EXERCISE OBJECTIVE:
An exact copy of the listing is required, with its pictures removed.

========================

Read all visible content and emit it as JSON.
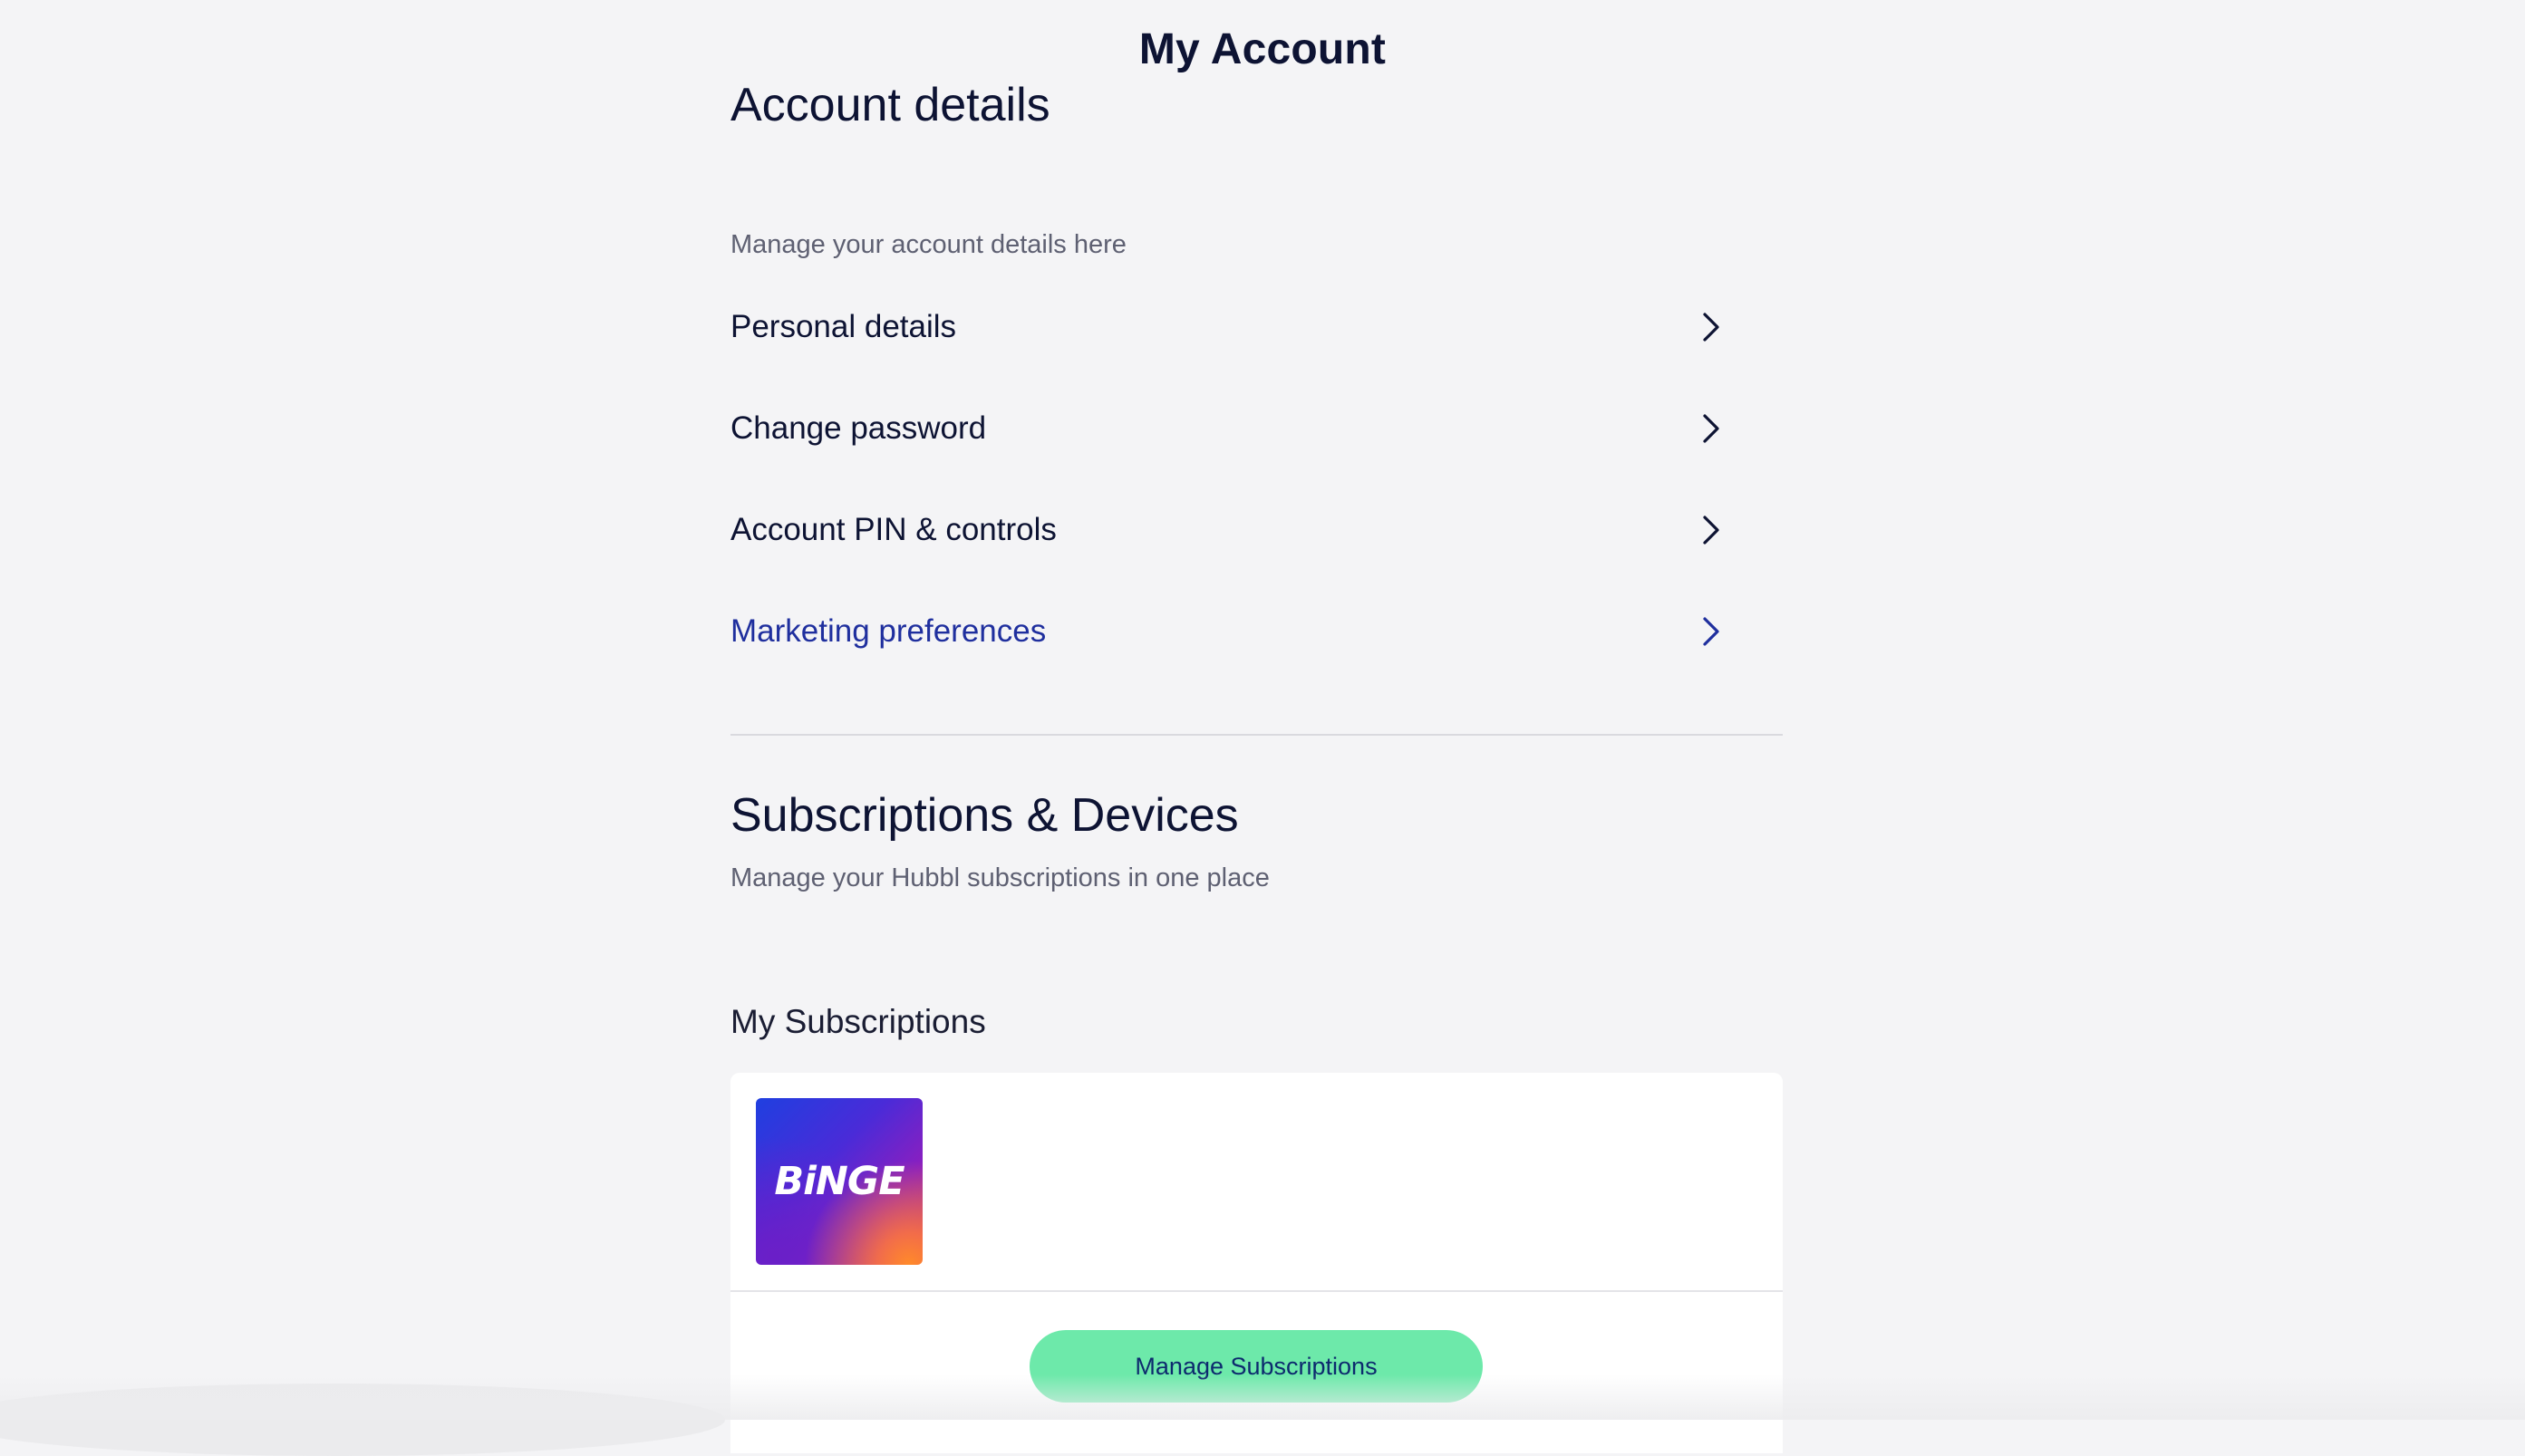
{
  "page": {
    "title": "My Account"
  },
  "account_details": {
    "heading": "Account details",
    "subtitle": "Manage your account details here",
    "items": [
      {
        "label": "Personal details"
      },
      {
        "label": "Change password"
      },
      {
        "label": "Account PIN & controls"
      },
      {
        "label": "Marketing preferences"
      }
    ]
  },
  "subscriptions_devices": {
    "heading": "Subscriptions & Devices",
    "subtitle": "Manage your Hubbl subscriptions in one place",
    "my_subscriptions_label": "My Subscriptions",
    "subscriptions": [
      {
        "logo_text": "BiNGE",
        "icon": "binge-logo"
      }
    ],
    "manage_button_label": "Manage Subscriptions"
  },
  "colors": {
    "background": "#f4f4f6",
    "text_primary": "#0d1333",
    "link": "#1f2f9e",
    "button_bg": "#6de9aa"
  }
}
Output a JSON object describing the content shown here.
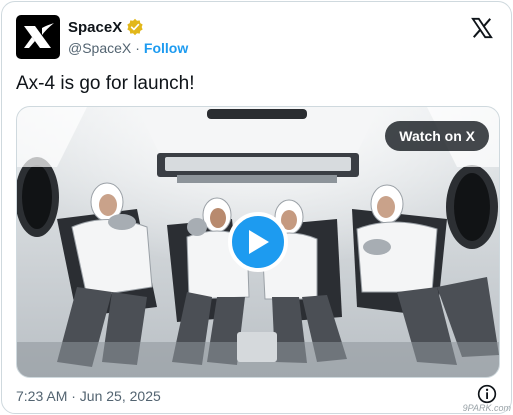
{
  "account": {
    "name": "SpaceX",
    "handle": "@SpaceX",
    "separator": "·",
    "follow_label": "Follow",
    "avatar_icon": "spacex-x-logo-icon",
    "verified_icon": "verified-gold-badge-icon"
  },
  "tweet": {
    "text": "Ax-4 is go for launch!",
    "timestamp": "7:23 AM · Jun 25, 2025"
  },
  "media": {
    "watch_label": "Watch on X",
    "play_icon": "play-icon"
  },
  "header": {
    "x_logo_icon": "x-logo-icon",
    "info_icon": "info-icon"
  },
  "watermark": "9PARK.com",
  "colors": {
    "accent": "#1d9bf0",
    "badge": "#e2b719",
    "text": "#0f1419",
    "muted": "#536471"
  }
}
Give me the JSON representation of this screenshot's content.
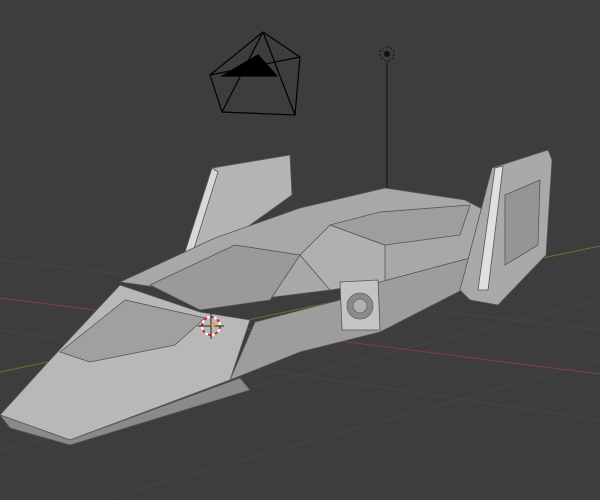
{
  "viewport": {
    "background": "#3d3d3d",
    "grid_color": "#464646",
    "x_axis_color": "#8a3a48",
    "y_axis_color": "#5f7a2e"
  },
  "objects": {
    "camera": {
      "icon": "camera-icon",
      "color": "#000000"
    },
    "light": {
      "icon": "light-icon",
      "color": "#111111"
    },
    "cursor": {
      "icon": "3d-cursor-icon",
      "colors": [
        "#e02020",
        "#ffffff"
      ]
    },
    "mesh": {
      "name_icon": "spaceship-mesh",
      "base_color": "#a6a6a6"
    }
  }
}
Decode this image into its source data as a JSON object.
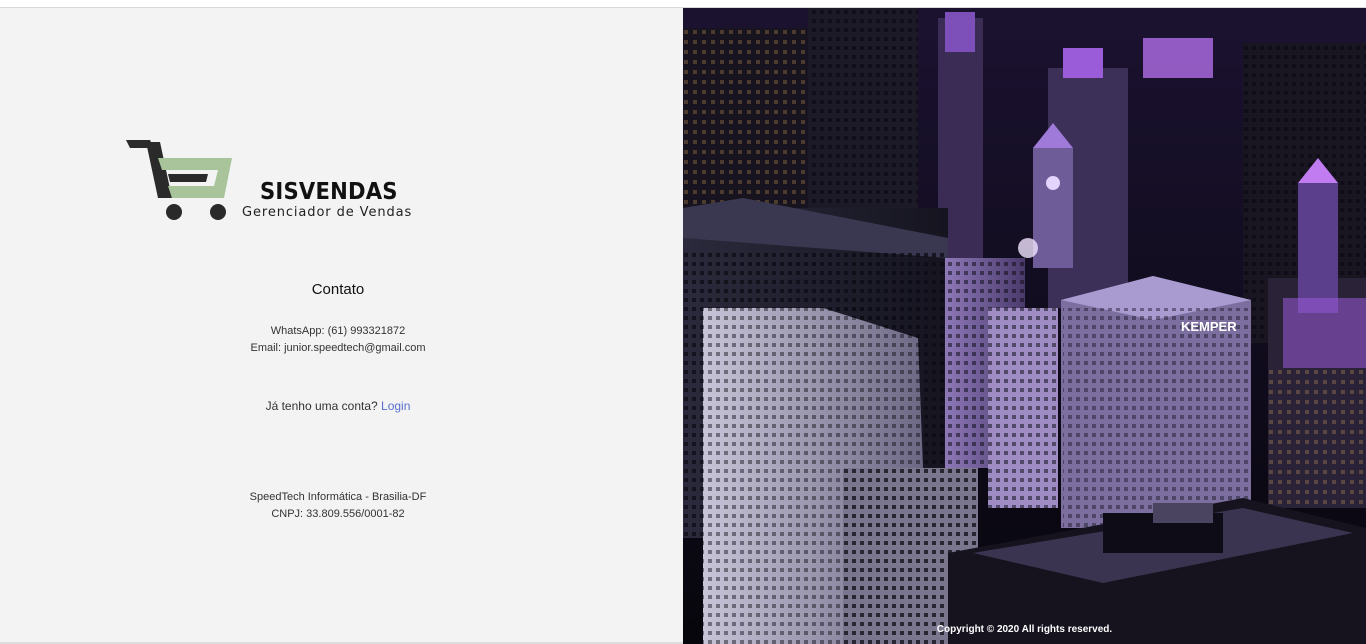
{
  "brand": {
    "name": "SISVENDAS",
    "tagline": "Gerenciador de Vendas",
    "cart_color": "#a9c49b",
    "cart_dark": "#2a2a2a"
  },
  "contact": {
    "heading": "Contato",
    "whatsapp": "WhatsApp: (61) 993321872",
    "email": "Email: junior.speedtech@gmail.com"
  },
  "login": {
    "prompt": "Já tenho uma conta?",
    "link_label": "Login",
    "link_color": "#5a6fd0"
  },
  "company": {
    "name": "SpeedTech Informática - Brasilia-DF",
    "cnpj": "CNPJ: 33.809.556/0001-82"
  },
  "hero": {
    "sign_text": "KEMPER",
    "copyright": "Copyright © 2020 All rights reserved.",
    "accent_color": "#b066e6"
  }
}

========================

COMPLETED EXERCISE:
Read all visible content and emit it as JSON.
{
  "page": {
    "title": "My Account"
  },
  "account_details": {
    "heading": "Account details",
    "subtitle": "Manage your account details here",
    "items": [
      {
        "label": "Personal details"
      },
      {
        "label": "Change password"
      },
      {
        "label": "Account PIN & controls"
      },
      {
        "label": "Marketing preferences"
      }
    ]
  },
  "subscriptions_devices": {
    "heading": "Subscriptions & Devices",
    "subtitle": "Manage your Hubbl subscriptions in one place",
    "my_subscriptions_label": "My Subscriptions",
    "subscriptions": [
      {
        "logo_text": "BiNGE",
        "icon": "binge-logo"
      }
    ],
    "manage_button_label": "Manage Subscriptions"
  },
  "colors": {
    "background": "#f4f4f6",
    "text_primary": "#0d1333",
    "link": "#1f2f9e",
    "button_bg": "#6de9aa"
  }
}
Output a JSON object describing the content shown here.
{
  "account": {
    "name": "SpaceX",
    "handle": "@SpaceX",
    "separator": "·",
    "follow_label": "Follow",
    "avatar_icon": "spacex-x-logo-icon",
    "verified_icon": "verified-gold-badge-icon"
  },
  "tweet": {
    "text": "Ax-4 is go for launch!",
    "timestamp": "7:23 AM · Jun 25, 2025"
  },
  "media": {
    "watch_label": "Watch on X",
    "play_icon": "play-icon"
  },
  "header": {
    "x_logo_icon": "x-logo-icon",
    "info_icon": "info-icon"
  },
  "watermark": "9PARK.com",
  "colors": {
    "accent": "#1d9bf0",
    "badge": "#e2b719",
    "text": "#0f1419",
    "muted": "#536471"
  }
}
Give me the JSON representation of this screenshot's content.
{
  "viewport": {
    "background": "#3d3d3d",
    "grid_color": "#464646",
    "x_axis_color": "#8a3a48",
    "y_axis_color": "#5f7a2e"
  },
  "objects": {
    "camera": {
      "icon": "camera-icon",
      "color": "#000000"
    },
    "light": {
      "icon": "light-icon",
      "color": "#111111"
    },
    "cursor": {
      "icon": "3d-cursor-icon",
      "colors": [
        "#e02020",
        "#ffffff"
      ]
    },
    "mesh": {
      "name_icon": "spaceship-mesh",
      "base_color": "#a6a6a6"
    }
  }
}
Decode this image into its source data as a JSON object.
{
  "brand": {
    "name": "SISVENDAS",
    "tagline": "Gerenciador de Vendas",
    "cart_color": "#a9c49b",
    "cart_dark": "#2a2a2a"
  },
  "contact": {
    "heading": "Contato",
    "whatsapp": "WhatsApp: (61) 993321872",
    "email": "Email: junior.speedtech@gmail.com"
  },
  "login": {
    "prompt": "Já tenho uma conta?",
    "link_label": "Login",
    "link_color": "#5a6fd0"
  },
  "company": {
    "name": "SpeedTech Informática - Brasilia-DF",
    "cnpj": "CNPJ: 33.809.556/0001-82"
  },
  "hero": {
    "sign_text": "KEMPER",
    "copyright": "Copyright © 2020 All rights reserved.",
    "accent_color": "#b066e6"
  }
}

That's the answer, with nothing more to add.